__Required action__
Filter these entries, keeping only lines that hold the word "Current".

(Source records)

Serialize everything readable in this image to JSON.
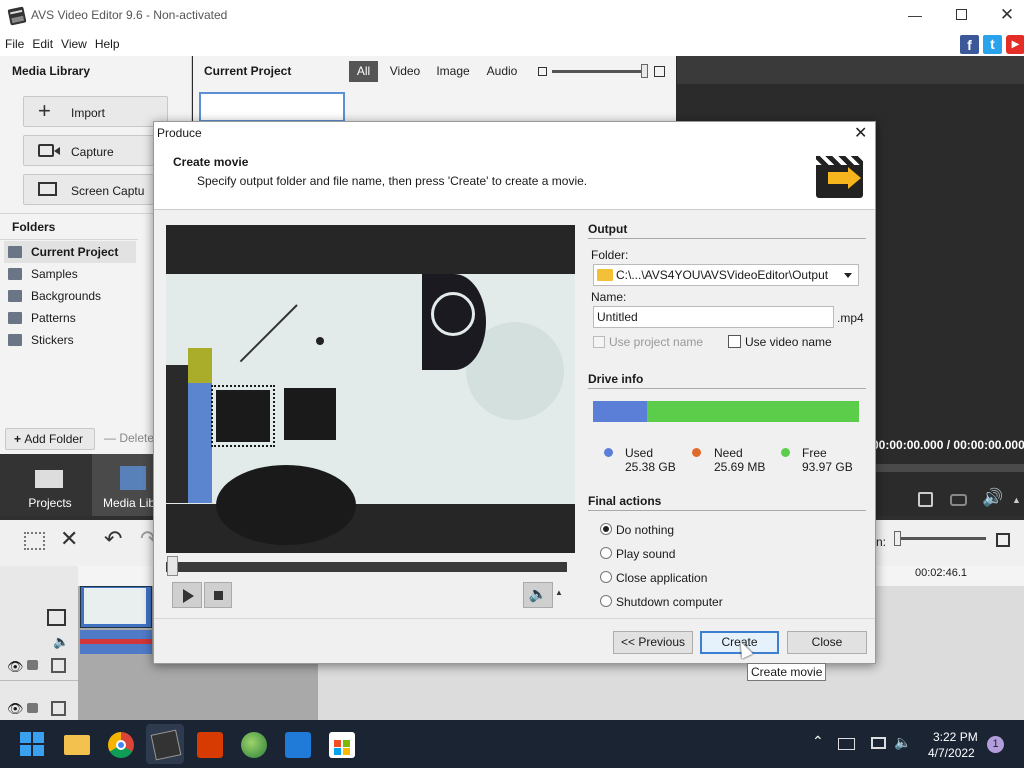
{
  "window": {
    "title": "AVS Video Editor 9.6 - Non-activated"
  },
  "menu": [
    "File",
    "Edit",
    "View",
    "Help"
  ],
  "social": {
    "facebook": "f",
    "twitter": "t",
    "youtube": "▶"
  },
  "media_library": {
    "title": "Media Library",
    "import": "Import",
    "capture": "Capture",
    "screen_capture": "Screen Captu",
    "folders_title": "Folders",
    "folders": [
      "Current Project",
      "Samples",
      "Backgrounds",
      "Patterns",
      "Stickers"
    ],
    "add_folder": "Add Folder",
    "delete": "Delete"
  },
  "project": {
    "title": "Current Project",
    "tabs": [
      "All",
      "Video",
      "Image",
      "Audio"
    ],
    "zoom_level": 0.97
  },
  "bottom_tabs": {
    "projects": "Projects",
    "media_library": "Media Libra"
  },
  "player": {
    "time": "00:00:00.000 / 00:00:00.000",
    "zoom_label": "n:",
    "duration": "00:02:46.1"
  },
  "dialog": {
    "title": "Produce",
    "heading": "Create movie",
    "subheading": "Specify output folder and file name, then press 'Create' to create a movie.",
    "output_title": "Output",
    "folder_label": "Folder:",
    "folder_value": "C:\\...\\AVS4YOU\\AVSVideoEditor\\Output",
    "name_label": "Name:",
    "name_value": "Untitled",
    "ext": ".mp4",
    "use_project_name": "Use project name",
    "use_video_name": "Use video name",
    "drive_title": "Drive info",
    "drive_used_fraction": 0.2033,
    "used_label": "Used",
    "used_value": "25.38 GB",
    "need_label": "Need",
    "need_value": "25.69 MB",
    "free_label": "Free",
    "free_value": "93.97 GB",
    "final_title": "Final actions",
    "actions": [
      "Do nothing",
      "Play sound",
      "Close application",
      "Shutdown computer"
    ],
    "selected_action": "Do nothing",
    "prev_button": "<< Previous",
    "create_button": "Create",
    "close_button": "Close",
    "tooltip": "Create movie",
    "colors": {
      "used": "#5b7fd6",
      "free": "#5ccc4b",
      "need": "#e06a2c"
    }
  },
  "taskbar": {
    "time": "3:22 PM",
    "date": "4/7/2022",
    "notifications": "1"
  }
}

__Written response__
      "Current Project",
    "title": "Current Project",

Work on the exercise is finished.